[Exercise details] All entries below are to be retyped in full, precisely as they appear.

··· Exercise materials

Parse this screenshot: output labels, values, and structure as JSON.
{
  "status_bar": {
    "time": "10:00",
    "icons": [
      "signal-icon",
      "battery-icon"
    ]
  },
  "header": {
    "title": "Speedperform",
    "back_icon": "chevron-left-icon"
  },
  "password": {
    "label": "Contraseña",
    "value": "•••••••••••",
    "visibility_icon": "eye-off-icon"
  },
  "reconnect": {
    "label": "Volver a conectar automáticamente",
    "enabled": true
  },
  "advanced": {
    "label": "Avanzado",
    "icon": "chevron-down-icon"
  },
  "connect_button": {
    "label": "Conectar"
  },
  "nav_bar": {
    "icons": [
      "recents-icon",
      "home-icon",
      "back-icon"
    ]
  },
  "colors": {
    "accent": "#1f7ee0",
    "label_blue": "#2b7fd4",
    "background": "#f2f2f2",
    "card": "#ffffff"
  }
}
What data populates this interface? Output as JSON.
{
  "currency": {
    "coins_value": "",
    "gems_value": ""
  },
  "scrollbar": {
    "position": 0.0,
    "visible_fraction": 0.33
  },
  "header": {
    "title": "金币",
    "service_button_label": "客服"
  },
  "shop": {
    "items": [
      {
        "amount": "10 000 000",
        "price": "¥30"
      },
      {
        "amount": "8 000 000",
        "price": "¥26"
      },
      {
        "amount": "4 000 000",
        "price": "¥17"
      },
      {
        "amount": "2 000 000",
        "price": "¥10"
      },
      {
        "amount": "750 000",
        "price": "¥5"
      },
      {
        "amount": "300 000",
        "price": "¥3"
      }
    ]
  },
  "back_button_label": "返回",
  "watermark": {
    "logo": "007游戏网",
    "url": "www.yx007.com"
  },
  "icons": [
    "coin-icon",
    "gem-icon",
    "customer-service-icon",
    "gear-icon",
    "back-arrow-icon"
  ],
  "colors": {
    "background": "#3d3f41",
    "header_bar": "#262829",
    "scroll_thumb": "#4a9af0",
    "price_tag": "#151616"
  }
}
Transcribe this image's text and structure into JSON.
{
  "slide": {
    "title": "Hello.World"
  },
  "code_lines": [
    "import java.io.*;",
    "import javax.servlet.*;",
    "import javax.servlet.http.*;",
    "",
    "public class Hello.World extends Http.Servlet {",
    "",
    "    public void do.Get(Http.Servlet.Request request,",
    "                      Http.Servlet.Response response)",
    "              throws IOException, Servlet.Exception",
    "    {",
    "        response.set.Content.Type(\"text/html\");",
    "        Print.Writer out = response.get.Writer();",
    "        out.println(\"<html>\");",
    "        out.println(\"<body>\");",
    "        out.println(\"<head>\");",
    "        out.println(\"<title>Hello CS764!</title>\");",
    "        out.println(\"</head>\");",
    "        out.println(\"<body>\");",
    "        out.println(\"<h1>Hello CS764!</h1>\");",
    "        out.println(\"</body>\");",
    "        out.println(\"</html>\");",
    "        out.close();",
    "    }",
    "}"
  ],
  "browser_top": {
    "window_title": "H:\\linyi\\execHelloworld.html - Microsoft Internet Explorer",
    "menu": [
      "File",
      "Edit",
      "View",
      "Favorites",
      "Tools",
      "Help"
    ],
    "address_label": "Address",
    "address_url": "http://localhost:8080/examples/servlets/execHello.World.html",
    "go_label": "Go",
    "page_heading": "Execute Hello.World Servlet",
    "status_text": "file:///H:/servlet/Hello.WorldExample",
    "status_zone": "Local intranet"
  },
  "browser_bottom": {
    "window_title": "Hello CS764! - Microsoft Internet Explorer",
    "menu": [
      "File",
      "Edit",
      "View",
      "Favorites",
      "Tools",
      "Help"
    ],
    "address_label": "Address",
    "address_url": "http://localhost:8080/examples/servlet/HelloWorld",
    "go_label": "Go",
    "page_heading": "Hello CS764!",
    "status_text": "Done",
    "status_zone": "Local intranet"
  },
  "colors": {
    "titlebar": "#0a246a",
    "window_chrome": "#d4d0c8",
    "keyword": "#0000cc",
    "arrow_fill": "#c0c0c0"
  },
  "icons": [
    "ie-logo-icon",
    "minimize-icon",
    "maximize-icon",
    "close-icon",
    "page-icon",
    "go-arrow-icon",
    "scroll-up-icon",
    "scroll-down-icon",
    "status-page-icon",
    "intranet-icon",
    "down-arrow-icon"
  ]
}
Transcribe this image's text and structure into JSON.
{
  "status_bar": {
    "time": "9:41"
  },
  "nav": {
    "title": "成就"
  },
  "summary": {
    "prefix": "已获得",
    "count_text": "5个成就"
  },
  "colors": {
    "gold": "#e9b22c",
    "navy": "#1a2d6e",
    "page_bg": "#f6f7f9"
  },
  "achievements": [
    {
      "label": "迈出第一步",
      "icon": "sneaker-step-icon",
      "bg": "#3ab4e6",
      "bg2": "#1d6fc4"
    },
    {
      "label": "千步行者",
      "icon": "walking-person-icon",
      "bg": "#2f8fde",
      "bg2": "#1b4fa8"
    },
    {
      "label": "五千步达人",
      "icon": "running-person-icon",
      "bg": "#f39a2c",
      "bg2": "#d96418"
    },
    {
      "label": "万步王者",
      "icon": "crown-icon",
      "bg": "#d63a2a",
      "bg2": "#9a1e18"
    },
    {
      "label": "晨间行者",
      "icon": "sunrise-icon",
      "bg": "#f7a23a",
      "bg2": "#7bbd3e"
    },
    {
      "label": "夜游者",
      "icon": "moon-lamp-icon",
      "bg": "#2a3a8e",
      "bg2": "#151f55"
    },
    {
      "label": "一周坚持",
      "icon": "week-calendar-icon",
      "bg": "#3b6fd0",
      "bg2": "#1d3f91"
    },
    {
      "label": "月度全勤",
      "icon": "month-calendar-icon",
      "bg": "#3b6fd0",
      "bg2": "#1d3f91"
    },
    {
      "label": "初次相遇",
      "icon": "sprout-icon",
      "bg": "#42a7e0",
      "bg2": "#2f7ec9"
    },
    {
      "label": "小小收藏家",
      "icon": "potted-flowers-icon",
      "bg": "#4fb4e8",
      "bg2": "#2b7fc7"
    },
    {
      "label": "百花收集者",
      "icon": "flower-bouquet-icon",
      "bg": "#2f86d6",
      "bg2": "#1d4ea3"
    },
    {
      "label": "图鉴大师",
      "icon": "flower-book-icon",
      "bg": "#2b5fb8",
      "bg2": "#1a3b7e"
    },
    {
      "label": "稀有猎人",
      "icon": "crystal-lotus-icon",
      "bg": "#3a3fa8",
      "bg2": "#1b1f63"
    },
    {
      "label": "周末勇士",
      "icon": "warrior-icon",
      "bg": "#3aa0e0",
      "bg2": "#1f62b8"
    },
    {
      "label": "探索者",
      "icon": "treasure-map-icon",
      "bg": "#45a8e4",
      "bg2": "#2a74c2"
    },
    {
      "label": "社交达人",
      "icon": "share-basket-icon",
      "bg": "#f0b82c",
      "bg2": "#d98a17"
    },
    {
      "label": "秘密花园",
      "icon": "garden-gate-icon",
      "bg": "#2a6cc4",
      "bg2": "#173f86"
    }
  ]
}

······

[Task answer]
Parse this screenshot: output labels, values, and structure as JSON.
{
  "status_bar": {
    "time": "10:00",
    "icons": [
      "signal-icon",
      "battery-icon"
    ]
  },
  "header": {
    "title": "Speedperform",
    "back_icon": "chevron-left-icon"
  },
  "password": {
    "label": "Contraseña",
    "value": "•••••••••••",
    "visibility_icon": "eye-off-icon"
  },
  "reconnect": {
    "label": "Volver a conectar automáticamente",
    "enabled": true
  },
  "advanced": {
    "label": "Avanzado",
    "icon": "chevron-down-icon"
  },
  "connect_button": {
    "label": "Conectar"
  },
  "nav_bar": {
    "icons": [
      "recents-icon",
      "home-icon",
      "back-icon"
    ]
  },
  "colors": {
    "accent": "#1f7ee0",
    "label_blue": "#2b7fd4",
    "background": "#f2f2f2",
    "card": "#ffffff"
  }
}
What data populates this interface? Output as JSON.
{
  "currency": {
    "coins_value": "",
    "gems_value": ""
  },
  "scrollbar": {
    "position": 0.0,
    "visible_fraction": 0.33
  },
  "header": {
    "title": "金币",
    "service_button_label": "客服"
  },
  "shop": {
    "items": [
      {
        "amount": "10 000 000",
        "price": "¥30"
      },
      {
        "amount": "8 000 000",
        "price": "¥26"
      },
      {
        "amount": "4 000 000",
        "price": "¥17"
      },
      {
        "amount": "2 000 000",
        "price": "¥10"
      },
      {
        "amount": "750 000",
        "price": "¥5"
      },
      {
        "amount": "300 000",
        "price": "¥3"
      }
    ]
  },
  "back_button_label": "返回",
  "watermark": {
    "logo": "007游戏网",
    "url": "www.yx007.com"
  },
  "icons": [
    "coin-icon",
    "gem-icon",
    "customer-service-icon",
    "gear-icon",
    "back-arrow-icon"
  ],
  "colors": {
    "background": "#3d3f41",
    "header_bar": "#262829",
    "scroll_thumb": "#4a9af0",
    "price_tag": "#151616"
  }
}
Transcribe this image's text and structure into JSON.
{
  "slide": {
    "title": "Hello.World"
  },
  "code_lines": [
    "import java.io.*;",
    "import javax.servlet.*;",
    "import javax.servlet.http.*;",
    "",
    "public class Hello.World extends Http.Servlet {",
    "",
    "    public void do.Get(Http.Servlet.Request request,",
    "                      Http.Servlet.Response response)",
    "              throws IOException, Servlet.Exception",
    "    {",
    "        response.set.Content.Type(\"text/html\");",
    "        Print.Writer out = response.get.Writer();",
    "        out.println(\"<html>\");",
    "        out.println(\"<body>\");",
    "        out.println(\"<head>\");",
    "        out.println(\"<title>Hello CS764!</title>\");",
    "        out.println(\"</head>\");",
    "        out.println(\"<body>\");",
    "        out.println(\"<h1>Hello CS764!</h1>\");",
    "        out.println(\"</body>\");",
    "        out.println(\"</html>\");",
    "        out.close();",
    "    }",
    "}"
  ],
  "browser_top": {
    "window_title": "H:\\linyi\\execHelloworld.html - Microsoft Internet Explorer",
    "menu": [
      "File",
      "Edit",
      "View",
      "Favorites",
      "Tools",
      "Help"
    ],
    "address_label": "Address",
    "address_url": "http://localhost:8080/examples/servlets/execHello.World.html",
    "go_label": "Go",
    "page_heading": "Execute Hello.World Servlet",
    "status_text": "file:///H:/servlet/Hello.WorldExample",
    "status_zone": "Local intranet"
  },
  "browser_bottom": {
    "window_title": "Hello CS764! - Microsoft Internet Explorer",
    "menu": [
      "File",
      "Edit",
      "View",
      "Favorites",
      "Tools",
      "Help"
    ],
    "address_label": "Address",
    "address_url": "http://localhost:8080/examples/servlet/HelloWorld",
    "go_label": "Go",
    "page_heading": "Hello CS764!",
    "status_text": "Done",
    "status_zone": "Local intranet"
  },
  "colors": {
    "titlebar": "#0a246a",
    "window_chrome": "#d4d0c8",
    "keyword": "#0000cc",
    "arrow_fill": "#c0c0c0"
  },
  "icons": [
    "ie-logo-icon",
    "minimize-icon",
    "maximize-icon",
    "close-icon",
    "page-icon",
    "go-arrow-icon",
    "scroll-up-icon",
    "scroll-down-icon",
    "status-page-icon",
    "intranet-icon",
    "down-arrow-icon"
  ]
}
Transcribe this image's text and structure into JSON.
{
  "status_bar": {
    "time": "9:41"
  },
  "nav": {
    "title": "成就"
  },
  "summary": {
    "prefix": "已获得",
    "count_text": "5个成就"
  },
  "colors": {
    "gold": "#e9b22c",
    "navy": "#1a2d6e",
    "page_bg": "#f6f7f9"
  },
  "achievements": [
    {
      "label": "迈出第一步",
      "icon": "sneaker-step-icon",
      "bg": "#3ab4e6",
      "bg2": "#1d6fc4"
    },
    {
      "label": "千步行者",
      "icon": "walking-person-icon",
      "bg": "#2f8fde",
      "bg2": "#1b4fa8"
    },
    {
      "label": "五千步达人",
      "icon": "running-person-icon",
      "bg": "#f39a2c",
      "bg2": "#d96418"
    },
    {
      "label": "万步王者",
      "icon": "crown-icon",
      "bg": "#d63a2a",
      "bg2": "#9a1e18"
    },
    {
      "label": "晨间行者",
      "icon": "sunrise-icon",
      "bg": "#f7a23a",
      "bg2": "#7bbd3e"
    },
    {
      "label": "夜游者",
      "icon": "moon-lamp-icon",
      "bg": "#2a3a8e",
      "bg2": "#151f55"
    },
    {
      "label": "一周坚持",
      "icon": "week-calendar-icon",
      "bg": "#3b6fd0",
      "bg2": "#1d3f91"
    },
    {
      "label": "月度全勤",
      "icon": "month-calendar-icon",
      "bg": "#3b6fd0",
      "bg2": "#1d3f91"
    },
    {
      "label": "初次相遇",
      "icon": "sprout-icon",
      "bg": "#42a7e0",
      "bg2": "#2f7ec9"
    },
    {
      "label": "小小收藏家",
      "icon": "potted-flowers-icon",
      "bg": "#4fb4e8",
      "bg2": "#2b7fc7"
    },
    {
      "label": "百花收集者",
      "icon": "flower-bouquet-icon",
      "bg": "#2f86d6",
      "bg2": "#1d4ea3"
    },
    {
      "label": "图鉴大师",
      "icon": "flower-book-icon",
      "bg": "#2b5fb8",
      "bg2": "#1a3b7e"
    },
    {
      "label": "稀有猎人",
      "icon": "crystal-lotus-icon",
      "bg": "#3a3fa8",
      "bg2": "#1b1f63"
    },
    {
      "label": "周末勇士",
      "icon": "warrior-icon",
      "bg": "#3aa0e0",
      "bg2": "#1f62b8"
    },
    {
      "label": "探索者",
      "icon": "treasure-map-icon",
      "bg": "#45a8e4",
      "bg2": "#2a74c2"
    },
    {
      "label": "社交达人",
      "icon": "share-basket-icon",
      "bg": "#f0b82c",
      "bg2": "#d98a17"
    },
    {
      "label": "秘密花园",
      "icon": "garden-gate-icon",
      "bg": "#2a6cc4",
      "bg2": "#173f86"
    }
  ]
}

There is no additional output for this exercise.